The California congresswoman ascended to the position of leadership in 2003. She has also twice been Speaker of the House, having served under four different presidents.
Pelosi has been around long enough that she voted in favor of the improperly named Federal Assault Weapons Ban in 1994, saw it sunset a decade later, and recently tried to resurrect such a ban—something President Joe Biden (D) is also keen on doing.
Pelosi’s predecessor, Rep. Dick Gephardt (D-Mo.), was not friendly toward your right to keep and bear arms, yet, somehow, Pelosi was worse. “Even though Gephardt has a very bad record when it comes to the Second Amendment, Pelosi’s is worse,” wrote the NRA Institute for Legislative Action at the time. She was even noted to be “one of the most rabidly anti-gun lawmakers,” too.

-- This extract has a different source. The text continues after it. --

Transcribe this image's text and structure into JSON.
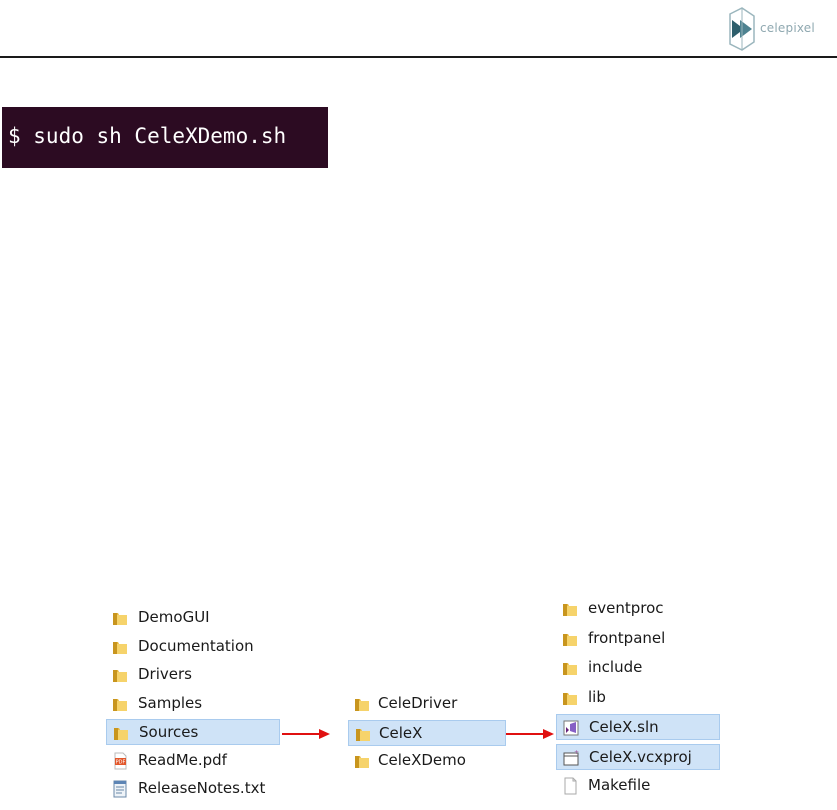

It is certainly good news that she is stepping down, given her decades-long animus toward the right to keep and bear arms, but following her is Rep. Hakeem Jeffries (D-N.Y.). Just as Pelosi was more extreme than her predecessor, time will tell if Jeffries is just like Pelosi or worse. Here are some things to know about the incoming minority leader.
At a spry 52 years old, Jeffries is actually one of the younger members of Congress. He has represented New York’s 8th district since 2013. Before that, he served at the state level and, throughout it all, he has espoused some very anti-Second Amendment views.
“In Congress, Hakeem has been a leader on gun violence prevention legislation, pushing for commonsense measures like universal background checks for firearm purchases and a ban on assault weapons,” reads his campaign website, which also touts his efforts to pass a gun-control bill earlier this year.
Jeffries has referred to firearms ownership as a public-health crisis—an “epidemic,” as he has repeatedly put it—and, as noted, sought to ban many commonly owned firearms.
In 2008, he said that he does not believe law-abiding Americans should be able to carry concealed. And, predictably, just as Pelosi went after the NRA, so has Jeffries, repeatedly. “Let’s. Be. Clear. The NRA is NOT WELCOME in Brooklyn. Keep it Moving,” tweeted the congressman in 2018.
While Rep. Pelosi has recently said she will “always have influence” over House Democrats, it remains to be seen how much. With that said, under Jeffries, it’s safe to expect more of the same, if not worse.